Federal prosecutors announce additional charges and new co-defendant in Trump classified documents case News
The White House // Public domain
Federal prosecutors announce additional charges and new co-defendant in Trump classified documents case

Federal prosecutors announced additional charges and a new co-defendant in the classified documents case against former US President Donald Trump on Thursday. The new charges against Trump include two new obstruction charges and an additional wrongful retention of documents charge. Prosecutors have also now charged Trump property manager Carlos De Oliveira with multiple obstruction charges as well as a false statements charge.

The new charges are contained in a superseding indictment, which replaces Special Counsel Jack Smith’s previous 37-count criminal indictment of Trump and former Trump aide Waltine Nauta. Thursday’s superseding indictment includes the same charges that Trump and Nauta were facing but adds additional criminal charges against Trump and new charges against De Oliveria.

Trump now faces an additional three criminal charges. The first deals with another instance of “unlawful retention of National Defense Information.” The new charge cites to a July 2021 incident where Trump showed a writer and publisher—who lacked proper security clearances—a “Senior Military Official’s” plan of attack for a foreign country. The charge joins the 31 other previously indicted instances wherein prosecutors allege Trump wrongfully retained classified government documents.

The other two new charges against Trump deal with obstruction. Specifically, Trump is now charged with altering, destroying, mutilating, or concealing an object for ordering an employee to delete security camera footage from Trump’s Mar-a-Lago, Florida residence—where the classified documents were stored—”to prevent the footage from being provided to a federal grand jury.” He also faces another charge for corruptly altering, destroying, mutilating or concealing a document, record, or other object—which is a separate offense—over the same incident.

Thursday’s superseding indictment also included four charges against De Oliveira, including a conspiracy charge, the same two new obstruction offenses Trump is charged with, and a false statements charge. Federal prosecutors assisting Smith with the case against Trump had apparently examined De Oliveira during the grand jury investigation.
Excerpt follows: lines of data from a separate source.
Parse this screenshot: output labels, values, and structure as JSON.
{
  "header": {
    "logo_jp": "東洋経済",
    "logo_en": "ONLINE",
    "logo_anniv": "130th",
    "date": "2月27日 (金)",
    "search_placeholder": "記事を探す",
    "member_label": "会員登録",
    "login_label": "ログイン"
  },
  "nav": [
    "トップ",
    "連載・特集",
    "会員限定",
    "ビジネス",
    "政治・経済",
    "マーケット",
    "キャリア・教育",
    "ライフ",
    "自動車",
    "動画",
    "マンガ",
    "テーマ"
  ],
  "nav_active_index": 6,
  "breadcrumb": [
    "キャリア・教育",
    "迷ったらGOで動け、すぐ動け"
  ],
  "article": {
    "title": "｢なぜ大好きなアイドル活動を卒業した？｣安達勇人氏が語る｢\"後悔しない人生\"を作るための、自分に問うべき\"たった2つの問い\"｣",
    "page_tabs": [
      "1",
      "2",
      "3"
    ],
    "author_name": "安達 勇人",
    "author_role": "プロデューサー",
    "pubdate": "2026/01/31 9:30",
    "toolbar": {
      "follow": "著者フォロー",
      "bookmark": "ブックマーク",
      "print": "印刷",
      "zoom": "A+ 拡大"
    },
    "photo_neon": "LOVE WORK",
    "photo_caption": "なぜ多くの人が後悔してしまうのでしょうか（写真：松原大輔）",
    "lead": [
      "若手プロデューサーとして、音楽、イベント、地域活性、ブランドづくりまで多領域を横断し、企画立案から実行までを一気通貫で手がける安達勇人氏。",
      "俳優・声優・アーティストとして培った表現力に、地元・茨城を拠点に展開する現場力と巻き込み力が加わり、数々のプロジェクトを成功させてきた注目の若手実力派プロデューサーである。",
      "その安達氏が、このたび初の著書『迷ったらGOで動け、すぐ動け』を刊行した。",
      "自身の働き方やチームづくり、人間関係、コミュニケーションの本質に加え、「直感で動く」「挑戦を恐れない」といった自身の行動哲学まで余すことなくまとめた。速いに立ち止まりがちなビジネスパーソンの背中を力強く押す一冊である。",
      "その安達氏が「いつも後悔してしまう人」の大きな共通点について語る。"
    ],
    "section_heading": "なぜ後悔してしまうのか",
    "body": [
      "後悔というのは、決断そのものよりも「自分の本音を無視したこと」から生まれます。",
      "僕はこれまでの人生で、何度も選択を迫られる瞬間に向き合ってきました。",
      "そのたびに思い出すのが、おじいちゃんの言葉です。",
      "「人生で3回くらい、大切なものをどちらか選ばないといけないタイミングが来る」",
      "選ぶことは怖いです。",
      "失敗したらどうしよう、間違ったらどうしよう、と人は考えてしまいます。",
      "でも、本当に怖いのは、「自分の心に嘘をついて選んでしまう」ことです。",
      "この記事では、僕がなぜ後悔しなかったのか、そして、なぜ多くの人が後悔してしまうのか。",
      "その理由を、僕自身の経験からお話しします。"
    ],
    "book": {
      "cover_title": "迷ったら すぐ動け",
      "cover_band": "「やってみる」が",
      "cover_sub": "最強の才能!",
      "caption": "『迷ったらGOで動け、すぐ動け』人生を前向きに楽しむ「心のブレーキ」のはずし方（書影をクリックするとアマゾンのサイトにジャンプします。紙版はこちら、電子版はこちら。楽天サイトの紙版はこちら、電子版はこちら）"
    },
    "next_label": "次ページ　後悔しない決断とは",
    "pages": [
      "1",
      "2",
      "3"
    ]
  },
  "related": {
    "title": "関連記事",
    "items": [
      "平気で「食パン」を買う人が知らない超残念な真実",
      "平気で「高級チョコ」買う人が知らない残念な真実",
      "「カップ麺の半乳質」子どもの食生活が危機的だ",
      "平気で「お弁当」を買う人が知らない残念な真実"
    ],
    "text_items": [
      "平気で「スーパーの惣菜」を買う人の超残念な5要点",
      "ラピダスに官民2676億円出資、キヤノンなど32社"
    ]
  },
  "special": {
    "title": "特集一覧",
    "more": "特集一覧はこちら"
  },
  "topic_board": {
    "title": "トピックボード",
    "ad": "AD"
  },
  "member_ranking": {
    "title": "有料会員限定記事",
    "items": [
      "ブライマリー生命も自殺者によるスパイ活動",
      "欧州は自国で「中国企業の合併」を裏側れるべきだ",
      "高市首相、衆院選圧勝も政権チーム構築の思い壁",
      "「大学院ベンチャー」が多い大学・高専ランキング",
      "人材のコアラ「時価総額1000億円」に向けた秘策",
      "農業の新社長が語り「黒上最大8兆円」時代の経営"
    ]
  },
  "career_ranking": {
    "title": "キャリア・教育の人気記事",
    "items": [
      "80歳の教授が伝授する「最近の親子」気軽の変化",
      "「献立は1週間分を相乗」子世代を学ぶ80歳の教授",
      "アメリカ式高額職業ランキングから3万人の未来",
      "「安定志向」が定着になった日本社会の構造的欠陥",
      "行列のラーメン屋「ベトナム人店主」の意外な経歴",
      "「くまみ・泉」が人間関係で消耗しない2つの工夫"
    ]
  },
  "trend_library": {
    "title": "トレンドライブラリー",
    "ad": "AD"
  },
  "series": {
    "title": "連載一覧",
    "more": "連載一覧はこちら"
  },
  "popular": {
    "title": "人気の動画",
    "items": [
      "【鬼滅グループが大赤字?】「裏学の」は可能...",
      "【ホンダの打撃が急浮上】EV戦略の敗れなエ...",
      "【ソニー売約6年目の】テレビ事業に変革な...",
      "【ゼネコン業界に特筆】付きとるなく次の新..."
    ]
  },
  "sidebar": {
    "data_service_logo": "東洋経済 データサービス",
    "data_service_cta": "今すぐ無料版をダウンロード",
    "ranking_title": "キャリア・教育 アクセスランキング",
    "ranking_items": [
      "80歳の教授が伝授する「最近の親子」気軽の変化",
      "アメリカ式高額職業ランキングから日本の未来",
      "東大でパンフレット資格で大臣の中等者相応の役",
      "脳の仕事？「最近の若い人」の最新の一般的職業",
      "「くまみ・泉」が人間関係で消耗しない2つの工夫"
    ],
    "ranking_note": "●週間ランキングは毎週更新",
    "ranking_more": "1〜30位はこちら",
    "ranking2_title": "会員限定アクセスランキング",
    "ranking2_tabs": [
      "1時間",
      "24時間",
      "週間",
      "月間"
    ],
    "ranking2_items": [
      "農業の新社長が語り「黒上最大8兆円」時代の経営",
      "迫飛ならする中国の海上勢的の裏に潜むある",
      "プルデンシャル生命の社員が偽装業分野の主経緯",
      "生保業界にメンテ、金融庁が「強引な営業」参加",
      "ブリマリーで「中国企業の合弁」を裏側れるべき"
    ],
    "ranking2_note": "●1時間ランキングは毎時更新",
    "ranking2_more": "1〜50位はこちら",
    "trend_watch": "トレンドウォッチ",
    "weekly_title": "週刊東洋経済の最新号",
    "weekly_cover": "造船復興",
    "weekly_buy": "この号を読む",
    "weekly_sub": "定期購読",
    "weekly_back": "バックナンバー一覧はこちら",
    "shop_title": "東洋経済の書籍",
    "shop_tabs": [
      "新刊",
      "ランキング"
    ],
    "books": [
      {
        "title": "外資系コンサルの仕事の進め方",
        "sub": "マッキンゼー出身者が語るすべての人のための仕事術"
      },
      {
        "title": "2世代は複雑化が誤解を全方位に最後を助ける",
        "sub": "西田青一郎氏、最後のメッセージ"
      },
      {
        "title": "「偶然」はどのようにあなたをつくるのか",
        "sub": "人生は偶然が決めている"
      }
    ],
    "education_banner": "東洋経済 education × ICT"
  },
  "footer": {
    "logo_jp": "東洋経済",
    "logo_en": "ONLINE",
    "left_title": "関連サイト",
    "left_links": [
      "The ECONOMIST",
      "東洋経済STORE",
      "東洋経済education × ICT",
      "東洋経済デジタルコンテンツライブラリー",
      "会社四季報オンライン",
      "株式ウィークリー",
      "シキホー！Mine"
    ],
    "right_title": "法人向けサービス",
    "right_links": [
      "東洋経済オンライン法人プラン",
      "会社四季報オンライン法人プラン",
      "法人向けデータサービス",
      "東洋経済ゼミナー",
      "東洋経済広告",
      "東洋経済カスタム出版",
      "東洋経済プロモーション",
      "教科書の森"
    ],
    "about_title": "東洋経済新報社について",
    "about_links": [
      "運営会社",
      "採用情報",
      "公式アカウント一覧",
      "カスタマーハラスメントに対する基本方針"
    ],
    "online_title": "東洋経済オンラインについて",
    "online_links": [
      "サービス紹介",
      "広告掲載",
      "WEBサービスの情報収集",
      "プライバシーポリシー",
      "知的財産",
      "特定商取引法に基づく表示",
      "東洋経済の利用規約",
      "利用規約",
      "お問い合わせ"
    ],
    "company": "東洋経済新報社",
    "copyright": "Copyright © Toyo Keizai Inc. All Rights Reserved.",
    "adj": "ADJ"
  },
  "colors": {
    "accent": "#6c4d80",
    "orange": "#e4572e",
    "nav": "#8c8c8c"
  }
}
Prosecutors allege that De Oliveira helped Nauta move boxes of classified documents from a Mar-a-Lago storage room into Trump’s personal residence shortly before Trump’s lawyers were set to review and turn over the documents to federal prosecutors. Prosecutors also claim that it was De Oliveira who helped load boxes of classified documents onto Trump’s personal plane to be transported with the former president to his Bedminster, New Jersey property. De Oliveira is also charged with attempting to delete security camera footage from Mar-a-Lago which captured him and Nauta moving the aforementioned boxes. According to prosecutors, De Oliveira lied to federal investigators about all of this, which resulted in the false statements charge.

De Oliveira is expected to appear before a Miami, Florida federal magistrate judge on Monday to enter his plea on the new charges. Trump and Nauta have already entered pleas of not guilty on their criminal charges. As of the time of this report, De Oliveira has not issued any statement in response to the charges.

Because of the new charges and co-defendant in the superseding indictment, it is expected that the trial will be further delayed. This is despite Smith’s request that the court not disturb a previous scheduling order which set the trial date for May 20, 2024.